For me, there were two major highlights of the event. The first was a trip to the Insurance Institute for Highway Safety (IIHS) Vehicle Research Center in nearby Ruckersville, Virginia, to witness a crash test and get behind the wheel of vehicles equipped with some of the latest driver assist and crash prevention systems.
The second was a presentation on NETS’ latest annual benchmarking report, a compendium of fleet traffic safety statistics and summary of best practices, based on a survey, this year, of 71 member fleets that operate in 142 countries. The report – available to members only — includes data on a fleet, industry and country basis for accidents and injuries, while keeping the identity of fleets anonymous.
What I found among the most powerful findings of the report was the relationship between fleet crash rates and the strength of a fleet’s policy and practices regarding the use of hand-held devices behind the wheel, the use of in-vehicle driver monitoring devices and whether fleets have a fatigue-prevention program and how strong they are.
While these were the conference hallmarks for me, that’s not to say the rest of the program wasn’t powerful.

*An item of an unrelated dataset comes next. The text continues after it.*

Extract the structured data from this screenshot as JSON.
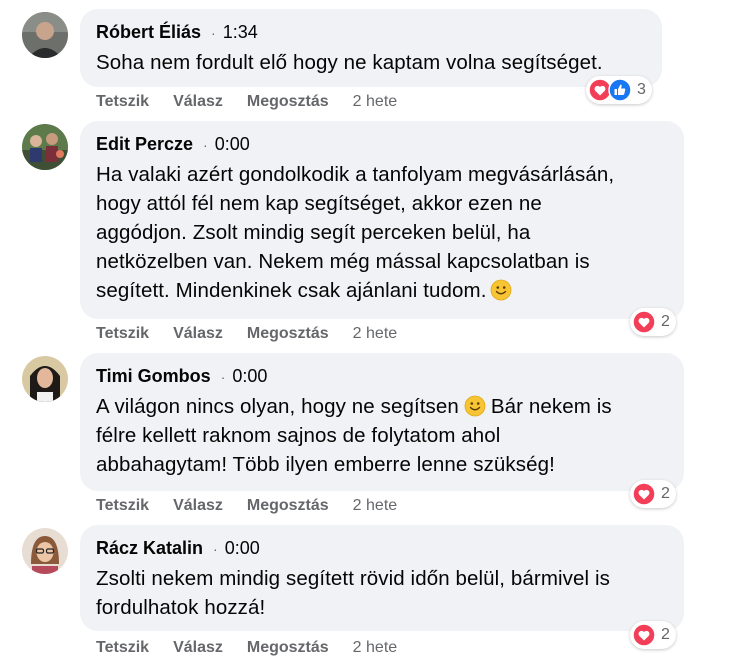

There were highly informative panels and presentations on a number of topics, including autonomous vehicles, the science of distraction, creating an effective safety culture, the alarming increase in impaired driving, and case studies of effective fleet safety programs in action, both in the U.S., Europe and Asia.
Joe McKillips reported that NETS membership is increasing, and the conference was great evidence for why: it offers granular insights that fleet managers should find invaluable. If you’re in fleet — whether fleet management, safety, risk or procurement, you should seriously consider becoming a member of NETS. For more information about the organization, visit www.trafficsafety.org.